A house with a long and fascinating history, Hunter House is one of the finest examples of Georgian Colonial architecture from Newport's "golden age" in the mid-18th century.
The north half of Hunter House was constructed between 1748 and 1754. It was later enlarged by adding a south wing and a second chimney, transforming the building into a formal Georgian mansion with a large central hall. At that time, in several rooms, the graining or "spreckling" of the pine paneling was done to make it look more like walnut and rosewood.
The house was purchased in 1945 through the formation of The Preservation Society of Newport County. The Preservation Society restored Hunter House to the era of the second owner, Colonel Wanton (1757 to 1779). Today, the house exhibits examples of the finest achievements in the arts and crafts of 18th century Newport. The collections include furniture by the Townsend-Goddard family, premier cabinetmakers of the colonial era who worked in the neighborhood of Hunter House. Newport pewter and paintings by Cosmo Alexander, Gilbert Stuart and Samuel King are also on display.
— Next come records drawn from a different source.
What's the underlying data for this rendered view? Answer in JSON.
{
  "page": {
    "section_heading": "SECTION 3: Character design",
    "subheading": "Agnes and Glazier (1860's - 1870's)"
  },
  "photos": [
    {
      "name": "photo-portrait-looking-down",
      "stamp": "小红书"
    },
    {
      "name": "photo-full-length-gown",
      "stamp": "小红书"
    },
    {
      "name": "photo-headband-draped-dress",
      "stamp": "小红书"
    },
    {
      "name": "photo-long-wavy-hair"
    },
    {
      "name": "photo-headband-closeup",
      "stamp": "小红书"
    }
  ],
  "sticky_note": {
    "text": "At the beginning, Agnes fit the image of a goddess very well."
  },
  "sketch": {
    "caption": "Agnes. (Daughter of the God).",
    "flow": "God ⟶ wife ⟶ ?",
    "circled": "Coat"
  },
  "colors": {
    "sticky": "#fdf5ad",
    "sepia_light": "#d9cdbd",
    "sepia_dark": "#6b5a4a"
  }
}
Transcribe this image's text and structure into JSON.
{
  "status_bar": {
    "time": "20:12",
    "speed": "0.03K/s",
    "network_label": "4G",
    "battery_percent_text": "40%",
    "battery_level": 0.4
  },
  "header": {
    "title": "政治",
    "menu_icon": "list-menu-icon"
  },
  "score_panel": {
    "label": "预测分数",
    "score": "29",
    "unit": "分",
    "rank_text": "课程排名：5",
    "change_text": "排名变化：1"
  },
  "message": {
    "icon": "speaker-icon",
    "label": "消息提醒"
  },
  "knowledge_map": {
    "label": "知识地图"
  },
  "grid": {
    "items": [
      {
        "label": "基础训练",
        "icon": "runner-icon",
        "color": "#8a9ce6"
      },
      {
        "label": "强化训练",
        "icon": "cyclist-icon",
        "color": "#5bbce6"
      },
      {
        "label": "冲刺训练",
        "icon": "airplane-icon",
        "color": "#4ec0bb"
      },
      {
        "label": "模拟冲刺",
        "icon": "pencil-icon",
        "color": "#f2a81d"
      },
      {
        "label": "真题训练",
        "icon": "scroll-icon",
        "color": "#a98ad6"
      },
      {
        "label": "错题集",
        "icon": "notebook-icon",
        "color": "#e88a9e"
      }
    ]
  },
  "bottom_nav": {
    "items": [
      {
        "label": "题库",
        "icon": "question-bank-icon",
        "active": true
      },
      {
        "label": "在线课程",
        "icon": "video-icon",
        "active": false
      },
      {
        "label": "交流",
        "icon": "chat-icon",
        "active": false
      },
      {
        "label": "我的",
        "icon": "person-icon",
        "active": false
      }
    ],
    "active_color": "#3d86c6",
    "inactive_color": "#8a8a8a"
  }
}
Hunter House is a National Historic Landmark, open seasonally.
Credit: Exhibition overview from museum website